Transport for West Midlands says it will be running no train services at all across the region on Thursday as train drivers union Aslef takes its turn in walking out.
Transport for Wales is not involved in the dispute with Aslef and is able to run a limited number of services from Shrewsbury to Wolverhampton but won't be going on to Birmingham New Street.
Transport for Wales has also warned that trains running on Thursday will be busy as a result of the action.
A TfW spokesman said: "We’re running close to a normal timetable on all routes tomorrow, except there will be no services before 7am and some late evening services will not run.
"Shrewsbury services will end at Wolverhampton because Birmingham New Street station is not open."
But on TfW lines from Ludlow to Gobowen and beyond, and Shrewsbury into Newtown and Welshpool and on to the coast travellers will be able to check on the company's app for services that are running.
The overall situation however is that it adds to the misery of train travellers as no trains were running on Tuesday or Wednesday.
Services are expected to resume on Sunday, although passengers are again being warned of potential disruption as the network gets up and running again.
The RMT union is staging a series of 48-hour strikes on Friday and Saturday.
The new general secretary of the TUC called for an urgent meeting with the Prime Minister in a bid to break deadlocked industrial disputes across the country.
On Wednesday, around half of Britain's railway lines were closed and only a fifth of services were running as tens of thousands of workers at Network Rail and train operators walk out on the second day of a 48-hour strike by members of the Rail, Maritime and Transport union (RMT).
Train drivers in the Aslef union will strike on Thursday before a second two-day RMT strike begins on Friday.
TUC leader Paul Nowak called for a change in government direction, saying ministers should open pay negotiations with unions.
In a letter to Rishi Sunak, Mr Nowak said public services were in crisis after years of "underfunding and understaffing".
Mr Nowak said unions worked closely with Mr Sunak during the pandemic to deliver the furlough scheme and protect millions of jobs, adding: "That's the kind of mature approach we need now.
"Unions have already made clear their willingness to sit down with the Government and talk about boosting pay.

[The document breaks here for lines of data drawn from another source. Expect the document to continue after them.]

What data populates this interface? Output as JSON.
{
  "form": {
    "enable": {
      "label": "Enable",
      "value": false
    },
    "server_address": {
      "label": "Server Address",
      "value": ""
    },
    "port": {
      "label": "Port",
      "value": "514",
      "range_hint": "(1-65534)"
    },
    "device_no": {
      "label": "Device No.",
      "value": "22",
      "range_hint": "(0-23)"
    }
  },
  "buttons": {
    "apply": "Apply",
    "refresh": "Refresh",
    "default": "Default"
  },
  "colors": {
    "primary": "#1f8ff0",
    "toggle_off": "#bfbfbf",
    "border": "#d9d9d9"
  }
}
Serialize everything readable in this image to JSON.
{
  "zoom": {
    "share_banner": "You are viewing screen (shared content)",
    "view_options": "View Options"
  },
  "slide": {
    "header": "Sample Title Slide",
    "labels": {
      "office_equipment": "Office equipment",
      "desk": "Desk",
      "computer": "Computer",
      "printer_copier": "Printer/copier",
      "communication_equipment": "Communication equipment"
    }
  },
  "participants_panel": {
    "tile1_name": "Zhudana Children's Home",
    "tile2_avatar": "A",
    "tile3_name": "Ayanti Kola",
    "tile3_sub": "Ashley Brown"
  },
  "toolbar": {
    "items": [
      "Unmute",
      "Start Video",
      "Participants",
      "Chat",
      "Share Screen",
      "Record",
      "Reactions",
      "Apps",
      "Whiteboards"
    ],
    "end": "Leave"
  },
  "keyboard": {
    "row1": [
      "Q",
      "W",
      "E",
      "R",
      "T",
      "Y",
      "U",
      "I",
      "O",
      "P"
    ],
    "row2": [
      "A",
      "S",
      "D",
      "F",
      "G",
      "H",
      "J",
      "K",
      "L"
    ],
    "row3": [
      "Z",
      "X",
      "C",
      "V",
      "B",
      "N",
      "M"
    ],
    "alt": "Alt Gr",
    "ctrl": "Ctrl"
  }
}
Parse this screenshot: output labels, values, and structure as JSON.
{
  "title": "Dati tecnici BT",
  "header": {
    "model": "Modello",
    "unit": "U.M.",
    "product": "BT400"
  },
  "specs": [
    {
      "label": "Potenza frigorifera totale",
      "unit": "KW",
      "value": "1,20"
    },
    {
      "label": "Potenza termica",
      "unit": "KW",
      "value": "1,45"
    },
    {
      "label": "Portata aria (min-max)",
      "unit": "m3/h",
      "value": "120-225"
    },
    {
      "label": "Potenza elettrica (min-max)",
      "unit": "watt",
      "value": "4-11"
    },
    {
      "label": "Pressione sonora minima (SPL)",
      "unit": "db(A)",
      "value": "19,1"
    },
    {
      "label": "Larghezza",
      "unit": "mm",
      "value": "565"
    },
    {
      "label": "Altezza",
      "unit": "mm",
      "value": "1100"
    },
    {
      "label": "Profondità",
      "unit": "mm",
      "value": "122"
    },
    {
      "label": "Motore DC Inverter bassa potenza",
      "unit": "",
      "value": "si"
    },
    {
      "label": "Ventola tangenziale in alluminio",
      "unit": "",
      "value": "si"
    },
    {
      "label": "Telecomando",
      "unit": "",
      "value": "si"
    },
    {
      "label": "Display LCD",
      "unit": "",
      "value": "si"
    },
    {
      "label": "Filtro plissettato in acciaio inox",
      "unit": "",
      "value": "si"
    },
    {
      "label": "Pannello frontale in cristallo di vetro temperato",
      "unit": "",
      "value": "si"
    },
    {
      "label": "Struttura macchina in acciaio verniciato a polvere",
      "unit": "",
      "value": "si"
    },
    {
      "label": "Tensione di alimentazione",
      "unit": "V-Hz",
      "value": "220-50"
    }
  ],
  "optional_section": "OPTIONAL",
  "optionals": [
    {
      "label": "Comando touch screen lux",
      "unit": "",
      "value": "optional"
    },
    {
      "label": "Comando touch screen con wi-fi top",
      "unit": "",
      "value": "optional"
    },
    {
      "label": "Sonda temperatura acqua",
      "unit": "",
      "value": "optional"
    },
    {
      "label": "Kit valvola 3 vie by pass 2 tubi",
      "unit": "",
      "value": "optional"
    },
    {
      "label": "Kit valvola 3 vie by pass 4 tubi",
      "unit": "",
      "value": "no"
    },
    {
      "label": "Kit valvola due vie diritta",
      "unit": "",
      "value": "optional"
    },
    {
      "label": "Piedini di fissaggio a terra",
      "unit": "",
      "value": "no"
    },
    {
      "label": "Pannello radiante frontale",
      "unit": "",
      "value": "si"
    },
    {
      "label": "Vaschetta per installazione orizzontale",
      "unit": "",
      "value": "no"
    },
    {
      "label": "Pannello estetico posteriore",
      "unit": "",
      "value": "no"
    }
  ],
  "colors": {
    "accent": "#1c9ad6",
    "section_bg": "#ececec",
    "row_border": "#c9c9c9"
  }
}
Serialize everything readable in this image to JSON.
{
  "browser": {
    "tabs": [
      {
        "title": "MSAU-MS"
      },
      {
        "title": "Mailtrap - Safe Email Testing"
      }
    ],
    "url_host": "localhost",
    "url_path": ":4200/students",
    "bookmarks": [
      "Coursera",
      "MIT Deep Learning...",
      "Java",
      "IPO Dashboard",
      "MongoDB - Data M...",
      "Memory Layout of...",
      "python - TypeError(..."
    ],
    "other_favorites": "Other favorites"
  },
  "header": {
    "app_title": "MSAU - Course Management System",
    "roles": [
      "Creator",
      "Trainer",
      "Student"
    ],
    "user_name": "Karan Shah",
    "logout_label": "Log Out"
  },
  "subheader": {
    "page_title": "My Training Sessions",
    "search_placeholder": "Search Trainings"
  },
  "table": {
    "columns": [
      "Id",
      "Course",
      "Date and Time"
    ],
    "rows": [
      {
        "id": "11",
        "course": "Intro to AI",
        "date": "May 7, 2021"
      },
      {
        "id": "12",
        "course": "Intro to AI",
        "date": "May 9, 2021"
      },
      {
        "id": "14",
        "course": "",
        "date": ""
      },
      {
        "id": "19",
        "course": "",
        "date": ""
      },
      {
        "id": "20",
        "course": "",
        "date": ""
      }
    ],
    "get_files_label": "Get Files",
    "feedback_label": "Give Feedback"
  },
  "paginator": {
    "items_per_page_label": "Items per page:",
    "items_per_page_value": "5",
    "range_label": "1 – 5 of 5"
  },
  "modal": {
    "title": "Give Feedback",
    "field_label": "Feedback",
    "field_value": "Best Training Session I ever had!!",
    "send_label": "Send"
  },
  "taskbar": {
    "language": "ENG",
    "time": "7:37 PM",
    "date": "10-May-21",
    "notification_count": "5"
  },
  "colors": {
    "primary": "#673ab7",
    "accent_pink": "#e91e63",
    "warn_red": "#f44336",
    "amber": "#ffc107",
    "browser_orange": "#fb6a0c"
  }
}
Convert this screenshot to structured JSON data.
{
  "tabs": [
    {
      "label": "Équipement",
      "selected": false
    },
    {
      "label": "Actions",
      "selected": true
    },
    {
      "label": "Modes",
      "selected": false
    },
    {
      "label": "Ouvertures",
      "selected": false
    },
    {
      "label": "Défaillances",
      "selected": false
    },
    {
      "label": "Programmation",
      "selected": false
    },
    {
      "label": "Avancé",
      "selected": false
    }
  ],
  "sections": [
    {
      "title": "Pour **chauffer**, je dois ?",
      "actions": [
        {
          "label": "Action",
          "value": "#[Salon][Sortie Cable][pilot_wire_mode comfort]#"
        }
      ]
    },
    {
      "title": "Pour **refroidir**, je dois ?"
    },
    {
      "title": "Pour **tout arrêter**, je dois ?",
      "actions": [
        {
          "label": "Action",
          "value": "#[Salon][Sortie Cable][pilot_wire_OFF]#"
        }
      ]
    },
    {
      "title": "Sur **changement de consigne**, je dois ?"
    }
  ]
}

But while your ministers continue to refuse point blank to discuss improving wages, there can be no resolution."
RMT general secretary Mick Lynch warned on Tuesday that industrial action will need to continue beyond May unless a reasonable offer to resolve the row over pay, jobs and conditions is made to the union.
On Wednesday, the DVSA driving examiners' strike started in London, the South East, South Wales and the South West, while traffic officer service workers at National Highways and Rural Payments Agency staff continued their walkouts.
Conservative MP Geoffrey Clifton-Brown said the Government cannot afford to give rail workers an "inflation-busting pay increase".
He told TalkTV: "What we cannot afford... is to give rail workers an inflation-busting pay increase of 10 per cent or more."
He added that people on the lowest incomes have been given a "substantial package" and that more money will be available to them in the next week or so.
Asked about the Prime Minister's potential meeting with unions, Mr Clifton-Brown said: "I think the Prime Minister will be weighing this carefully up to see whether his intervention would actually bring about a breakthrough."